Eleven members of the Rooney family in Lincoln were convicted of fraud and slavery in four trials for forcing 18 victims to work for little or no pay and live in squalid conditions for up to 26 years, the Guardian reported on Friday.
The report came a day after the National Crime Agency (NCA) said modern slavery and human trafficking was far more prevalent than previously thought, with potentially tens of thousands of victims in the UK.
The members of the Rooney family targeted vulnerable people, including some with alcohol or drug addiction, and deliberately looked for potential captives on the streets, Nottingham crown court heard.
The impact of the forced labor on the mental and physical health of the victims had been severe, prosecutors said, with some being malnourished, subjected to beatings and threatened.

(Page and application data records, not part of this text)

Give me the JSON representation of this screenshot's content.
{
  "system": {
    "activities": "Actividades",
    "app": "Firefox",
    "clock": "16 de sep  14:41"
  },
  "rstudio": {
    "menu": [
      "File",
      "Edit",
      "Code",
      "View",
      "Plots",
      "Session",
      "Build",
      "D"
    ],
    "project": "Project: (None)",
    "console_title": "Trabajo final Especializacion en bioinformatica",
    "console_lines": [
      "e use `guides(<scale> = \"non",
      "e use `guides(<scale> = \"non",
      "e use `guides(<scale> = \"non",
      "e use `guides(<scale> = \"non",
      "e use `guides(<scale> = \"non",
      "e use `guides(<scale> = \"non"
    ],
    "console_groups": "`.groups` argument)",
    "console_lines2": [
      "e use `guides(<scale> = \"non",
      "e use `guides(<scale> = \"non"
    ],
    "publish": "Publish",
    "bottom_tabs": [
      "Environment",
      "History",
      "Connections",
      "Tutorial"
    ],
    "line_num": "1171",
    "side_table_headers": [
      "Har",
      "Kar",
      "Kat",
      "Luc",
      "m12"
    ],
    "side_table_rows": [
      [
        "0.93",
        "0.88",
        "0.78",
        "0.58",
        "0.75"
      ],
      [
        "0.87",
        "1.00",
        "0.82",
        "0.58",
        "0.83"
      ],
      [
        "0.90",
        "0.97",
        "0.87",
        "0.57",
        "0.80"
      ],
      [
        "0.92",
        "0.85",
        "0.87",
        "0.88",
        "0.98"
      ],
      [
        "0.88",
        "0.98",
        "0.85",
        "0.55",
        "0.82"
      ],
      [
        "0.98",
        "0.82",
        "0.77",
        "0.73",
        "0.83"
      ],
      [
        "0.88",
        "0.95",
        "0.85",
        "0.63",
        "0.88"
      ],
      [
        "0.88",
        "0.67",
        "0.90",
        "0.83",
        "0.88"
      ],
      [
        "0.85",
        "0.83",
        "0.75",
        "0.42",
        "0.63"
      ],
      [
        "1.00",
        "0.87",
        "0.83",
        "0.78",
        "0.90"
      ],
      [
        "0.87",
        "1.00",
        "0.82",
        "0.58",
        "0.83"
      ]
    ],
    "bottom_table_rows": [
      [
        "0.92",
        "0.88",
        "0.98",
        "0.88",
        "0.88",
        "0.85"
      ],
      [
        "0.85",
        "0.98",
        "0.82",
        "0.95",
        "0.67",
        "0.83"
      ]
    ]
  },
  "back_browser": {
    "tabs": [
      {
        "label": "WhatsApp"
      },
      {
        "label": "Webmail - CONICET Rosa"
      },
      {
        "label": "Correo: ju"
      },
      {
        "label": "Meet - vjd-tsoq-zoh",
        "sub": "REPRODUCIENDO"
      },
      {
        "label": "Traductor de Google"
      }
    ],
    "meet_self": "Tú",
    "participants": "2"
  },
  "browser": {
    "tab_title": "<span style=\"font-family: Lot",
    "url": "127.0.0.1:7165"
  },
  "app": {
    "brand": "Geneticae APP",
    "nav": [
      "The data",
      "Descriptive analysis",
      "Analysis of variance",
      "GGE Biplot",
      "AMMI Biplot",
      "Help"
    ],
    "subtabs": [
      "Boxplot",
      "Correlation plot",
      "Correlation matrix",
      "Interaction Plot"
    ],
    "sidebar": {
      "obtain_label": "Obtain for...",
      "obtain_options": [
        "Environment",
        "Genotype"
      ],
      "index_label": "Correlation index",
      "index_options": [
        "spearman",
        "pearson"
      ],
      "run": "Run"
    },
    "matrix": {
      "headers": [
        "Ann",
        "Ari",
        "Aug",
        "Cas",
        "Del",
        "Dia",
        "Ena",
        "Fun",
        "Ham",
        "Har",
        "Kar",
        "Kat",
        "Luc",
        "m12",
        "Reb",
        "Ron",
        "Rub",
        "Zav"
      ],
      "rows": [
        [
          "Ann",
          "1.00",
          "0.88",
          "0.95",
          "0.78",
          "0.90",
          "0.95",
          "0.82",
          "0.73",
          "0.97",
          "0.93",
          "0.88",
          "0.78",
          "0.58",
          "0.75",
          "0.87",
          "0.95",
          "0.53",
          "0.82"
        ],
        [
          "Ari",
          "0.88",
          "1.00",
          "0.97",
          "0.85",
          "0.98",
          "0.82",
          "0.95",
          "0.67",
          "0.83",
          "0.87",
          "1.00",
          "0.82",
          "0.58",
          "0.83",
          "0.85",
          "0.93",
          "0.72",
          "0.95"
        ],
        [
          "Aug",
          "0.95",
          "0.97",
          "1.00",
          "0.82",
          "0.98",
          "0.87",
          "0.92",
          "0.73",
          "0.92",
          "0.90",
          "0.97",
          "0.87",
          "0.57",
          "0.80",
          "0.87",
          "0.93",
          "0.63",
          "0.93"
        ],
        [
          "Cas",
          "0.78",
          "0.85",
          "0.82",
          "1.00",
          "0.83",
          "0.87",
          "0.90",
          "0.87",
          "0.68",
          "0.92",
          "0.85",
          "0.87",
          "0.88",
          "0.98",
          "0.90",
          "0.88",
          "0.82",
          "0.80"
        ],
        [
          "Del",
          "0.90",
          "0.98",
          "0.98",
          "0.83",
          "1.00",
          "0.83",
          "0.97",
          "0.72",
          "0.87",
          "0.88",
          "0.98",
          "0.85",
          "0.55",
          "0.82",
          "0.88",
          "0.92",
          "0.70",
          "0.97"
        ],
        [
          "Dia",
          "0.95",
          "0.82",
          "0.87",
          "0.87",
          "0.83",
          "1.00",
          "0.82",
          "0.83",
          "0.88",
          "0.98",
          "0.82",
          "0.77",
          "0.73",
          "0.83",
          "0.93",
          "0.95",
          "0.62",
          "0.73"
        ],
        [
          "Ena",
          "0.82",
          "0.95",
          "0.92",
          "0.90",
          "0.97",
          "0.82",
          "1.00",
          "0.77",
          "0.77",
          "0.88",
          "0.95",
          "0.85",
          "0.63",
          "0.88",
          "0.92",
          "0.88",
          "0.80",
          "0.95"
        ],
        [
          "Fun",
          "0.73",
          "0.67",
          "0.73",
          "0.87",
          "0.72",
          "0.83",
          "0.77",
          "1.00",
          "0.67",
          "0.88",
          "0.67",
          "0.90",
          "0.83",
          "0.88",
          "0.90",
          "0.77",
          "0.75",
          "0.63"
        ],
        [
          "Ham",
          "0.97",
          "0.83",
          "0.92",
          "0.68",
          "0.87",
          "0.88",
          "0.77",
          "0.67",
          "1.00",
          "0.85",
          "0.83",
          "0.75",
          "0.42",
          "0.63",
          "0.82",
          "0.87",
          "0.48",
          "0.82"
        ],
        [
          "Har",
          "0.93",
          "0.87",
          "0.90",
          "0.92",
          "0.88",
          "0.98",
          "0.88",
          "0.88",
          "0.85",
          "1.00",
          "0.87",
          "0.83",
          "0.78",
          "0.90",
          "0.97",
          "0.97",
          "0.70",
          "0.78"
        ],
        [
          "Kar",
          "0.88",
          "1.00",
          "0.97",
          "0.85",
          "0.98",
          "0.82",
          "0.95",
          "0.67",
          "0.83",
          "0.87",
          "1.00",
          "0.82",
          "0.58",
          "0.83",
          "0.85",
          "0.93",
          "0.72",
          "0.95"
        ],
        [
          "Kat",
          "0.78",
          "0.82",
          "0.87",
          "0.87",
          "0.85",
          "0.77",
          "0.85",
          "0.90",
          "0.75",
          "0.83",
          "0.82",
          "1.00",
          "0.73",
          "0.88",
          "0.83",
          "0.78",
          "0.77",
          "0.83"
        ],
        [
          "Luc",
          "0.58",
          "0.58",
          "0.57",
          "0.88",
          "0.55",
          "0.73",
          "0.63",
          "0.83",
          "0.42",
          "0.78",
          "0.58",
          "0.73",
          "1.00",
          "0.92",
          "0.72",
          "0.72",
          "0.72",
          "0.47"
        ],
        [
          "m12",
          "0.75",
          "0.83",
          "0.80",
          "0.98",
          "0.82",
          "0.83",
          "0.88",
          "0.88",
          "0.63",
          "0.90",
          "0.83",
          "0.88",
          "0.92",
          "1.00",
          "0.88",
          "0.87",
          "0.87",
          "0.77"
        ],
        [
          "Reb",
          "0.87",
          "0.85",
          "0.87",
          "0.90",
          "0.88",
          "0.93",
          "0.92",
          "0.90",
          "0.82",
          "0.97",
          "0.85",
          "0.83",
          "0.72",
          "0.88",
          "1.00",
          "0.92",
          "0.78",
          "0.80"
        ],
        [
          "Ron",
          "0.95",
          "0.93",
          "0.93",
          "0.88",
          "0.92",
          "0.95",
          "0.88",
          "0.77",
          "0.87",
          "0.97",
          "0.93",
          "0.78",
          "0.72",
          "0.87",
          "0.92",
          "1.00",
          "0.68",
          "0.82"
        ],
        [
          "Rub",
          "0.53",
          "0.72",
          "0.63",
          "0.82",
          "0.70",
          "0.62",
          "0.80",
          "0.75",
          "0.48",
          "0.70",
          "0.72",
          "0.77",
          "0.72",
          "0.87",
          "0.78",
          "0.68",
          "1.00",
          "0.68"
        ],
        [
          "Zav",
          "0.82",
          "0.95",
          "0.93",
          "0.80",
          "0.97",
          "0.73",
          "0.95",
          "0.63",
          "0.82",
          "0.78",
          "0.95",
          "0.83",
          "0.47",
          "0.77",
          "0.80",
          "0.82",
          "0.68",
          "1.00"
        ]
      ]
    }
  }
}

“These members of the Rooney family lived lives of luxury at the expense of their victims, condemning them to live in fear, misery and squalor. For them, exploitation, violence and extortion were a way of life. The defendants have caused serious harm to the people they exploited, some of whom have now passed away,” said Janine Smith of the Crown Prosecution Service (CPS).
Some of the victims tried to run away but were tracked down by the Rooney family and taken back to the sites.
The Rooney family would give alcohol and drugs to the victims in an attempt to keep them under their control, the CPS said.
They would control their bank accounts and savings and help themselves to the victims money.
The Rooney family would also fraudulently instigate benefit claims in their names and use the money for holidays to Barbados, cosmetic surgery and coaching at football school.
Sentencing will begin on September 7.
Key slavery sectors
The National Crime Agency (NCA) says the key sectors for slave workers are domestic and care workers, food processing, construction, car washes, fishing and agriculture. Sexual exploitation, however, is the most common form of modern slavery reported in the UK.
Slaves exploited in the UK are chiefly from eastern and southeastern Europe, Nigeria and Vietnam, according to the NCA.